Material to process ▸

————

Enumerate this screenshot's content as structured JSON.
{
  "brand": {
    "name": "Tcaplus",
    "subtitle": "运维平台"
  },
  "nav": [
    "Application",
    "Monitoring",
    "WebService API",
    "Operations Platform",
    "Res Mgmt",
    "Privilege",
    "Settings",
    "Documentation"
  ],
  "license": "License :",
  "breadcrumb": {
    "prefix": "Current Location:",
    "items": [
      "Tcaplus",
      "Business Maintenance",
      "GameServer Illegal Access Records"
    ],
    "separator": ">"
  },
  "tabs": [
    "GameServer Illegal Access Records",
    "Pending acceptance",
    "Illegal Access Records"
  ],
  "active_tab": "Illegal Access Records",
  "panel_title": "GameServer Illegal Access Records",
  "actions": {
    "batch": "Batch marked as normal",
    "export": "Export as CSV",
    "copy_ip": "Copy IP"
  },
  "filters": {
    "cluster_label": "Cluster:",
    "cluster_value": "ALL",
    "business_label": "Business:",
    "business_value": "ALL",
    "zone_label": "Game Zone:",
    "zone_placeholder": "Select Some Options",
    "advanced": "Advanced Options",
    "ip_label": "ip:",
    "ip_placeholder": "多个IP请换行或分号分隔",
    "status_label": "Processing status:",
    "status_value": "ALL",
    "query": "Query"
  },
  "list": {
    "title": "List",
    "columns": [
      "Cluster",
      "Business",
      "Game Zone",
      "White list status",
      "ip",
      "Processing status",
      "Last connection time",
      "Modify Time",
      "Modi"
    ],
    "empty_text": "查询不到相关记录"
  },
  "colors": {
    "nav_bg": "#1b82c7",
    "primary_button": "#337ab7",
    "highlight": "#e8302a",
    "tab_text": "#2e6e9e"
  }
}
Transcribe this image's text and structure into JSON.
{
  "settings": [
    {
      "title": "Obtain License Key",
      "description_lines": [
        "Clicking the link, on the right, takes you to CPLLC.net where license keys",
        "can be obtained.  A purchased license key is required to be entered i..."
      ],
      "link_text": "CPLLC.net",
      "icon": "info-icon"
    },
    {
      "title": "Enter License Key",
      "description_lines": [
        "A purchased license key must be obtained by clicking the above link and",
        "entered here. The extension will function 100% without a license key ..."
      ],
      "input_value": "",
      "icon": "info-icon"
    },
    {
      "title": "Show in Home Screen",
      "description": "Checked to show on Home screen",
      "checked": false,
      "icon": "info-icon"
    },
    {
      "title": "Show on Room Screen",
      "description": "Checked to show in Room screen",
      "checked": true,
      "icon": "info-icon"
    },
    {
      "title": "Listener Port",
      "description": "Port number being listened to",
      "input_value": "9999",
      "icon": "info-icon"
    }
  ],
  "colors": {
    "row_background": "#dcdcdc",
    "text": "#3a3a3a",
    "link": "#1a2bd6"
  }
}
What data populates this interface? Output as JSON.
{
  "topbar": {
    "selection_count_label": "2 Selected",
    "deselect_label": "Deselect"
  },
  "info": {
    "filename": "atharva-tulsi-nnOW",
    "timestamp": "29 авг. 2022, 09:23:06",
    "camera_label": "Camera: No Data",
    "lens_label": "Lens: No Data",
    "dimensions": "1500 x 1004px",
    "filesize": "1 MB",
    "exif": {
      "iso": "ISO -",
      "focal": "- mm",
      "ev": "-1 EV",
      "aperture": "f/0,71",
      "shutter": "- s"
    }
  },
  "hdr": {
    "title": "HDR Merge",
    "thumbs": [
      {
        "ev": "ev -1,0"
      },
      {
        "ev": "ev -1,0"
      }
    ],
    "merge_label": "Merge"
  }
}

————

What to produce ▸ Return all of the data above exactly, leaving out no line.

Answer area ▸
Enumerate this screenshot's content as structured JSON.
{
  "brand": {
    "name": "Tcaplus",
    "subtitle": "运维平台"
  },
  "nav": [
    "Application",
    "Monitoring",
    "WebService API",
    "Operations Platform",
    "Res Mgmt",
    "Privilege",
    "Settings",
    "Documentation"
  ],
  "license": "License :",
  "breadcrumb": {
    "prefix": "Current Location:",
    "items": [
      "Tcaplus",
      "Business Maintenance",
      "GameServer Illegal Access Records"
    ],
    "separator": ">"
  },
  "tabs": [
    "GameServer Illegal Access Records",
    "Pending acceptance",
    "Illegal Access Records"
  ],
  "active_tab": "Illegal Access Records",
  "panel_title": "GameServer Illegal Access Records",
  "actions": {
    "batch": "Batch marked as normal",
    "export": "Export as CSV",
    "copy_ip": "Copy IP"
  },
  "filters": {
    "cluster_label": "Cluster:",
    "cluster_value": "ALL",
    "business_label": "Business:",
    "business_value": "ALL",
    "zone_label": "Game Zone:",
    "zone_placeholder": "Select Some Options",
    "advanced": "Advanced Options",
    "ip_label": "ip:",
    "ip_placeholder": "多个IP请换行或分号分隔",
    "status_label": "Processing status:",
    "status_value": "ALL",
    "query": "Query"
  },
  "list": {
    "title": "List",
    "columns": [
      "Cluster",
      "Business",
      "Game Zone",
      "White list status",
      "ip",
      "Processing status",
      "Last connection time",
      "Modify Time",
      "Modi"
    ],
    "empty_text": "查询不到相关记录"
  },
  "colors": {
    "nav_bg": "#1b82c7",
    "primary_button": "#337ab7",
    "highlight": "#e8302a",
    "tab_text": "#2e6e9e"
  }
}
Transcribe this image's text and structure into JSON.
{
  "settings": [
    {
      "title": "Obtain License Key",
      "description_lines": [
        "Clicking the link, on the right, takes you to CPLLC.net where license keys",
        "can be obtained.  A purchased license key is required to be entered i..."
      ],
      "link_text": "CPLLC.net",
      "icon": "info-icon"
    },
    {
      "title": "Enter License Key",
      "description_lines": [
        "A purchased license key must be obtained by clicking the above link and",
        "entered here. The extension will function 100% without a license key ..."
      ],
      "input_value": "",
      "icon": "info-icon"
    },
    {
      "title": "Show in Home Screen",
      "description": "Checked to show on Home screen",
      "checked": false,
      "icon": "info-icon"
    },
    {
      "title": "Show on Room Screen",
      "description": "Checked to show in Room screen",
      "checked": true,
      "icon": "info-icon"
    },
    {
      "title": "Listener Port",
      "description": "Port number being listened to",
      "input_value": "9999",
      "icon": "info-icon"
    }
  ],
  "colors": {
    "row_background": "#dcdcdc",
    "text": "#3a3a3a",
    "link": "#1a2bd6"
  }
}
What data populates this interface? Output as JSON.
{
  "topbar": {
    "selection_count_label": "2 Selected",
    "deselect_label": "Deselect"
  },
  "info": {
    "filename": "atharva-tulsi-nnOW",
    "timestamp": "29 авг. 2022, 09:23:06",
    "camera_label": "Camera: No Data",
    "lens_label": "Lens: No Data",
    "dimensions": "1500 x 1004px",
    "filesize": "1 MB",
    "exif": {
      "iso": "ISO -",
      "focal": "- mm",
      "ev": "-1 EV",
      "aperture": "f/0,71",
      "shutter": "- s"
    }
  },
  "hdr": {
    "title": "HDR Merge",
    "thumbs": [
      {
        "ev": "ev -1,0"
      },
      {
        "ev": "ev -1,0"
      }
    ],
    "merge_label": "Merge"
  }
}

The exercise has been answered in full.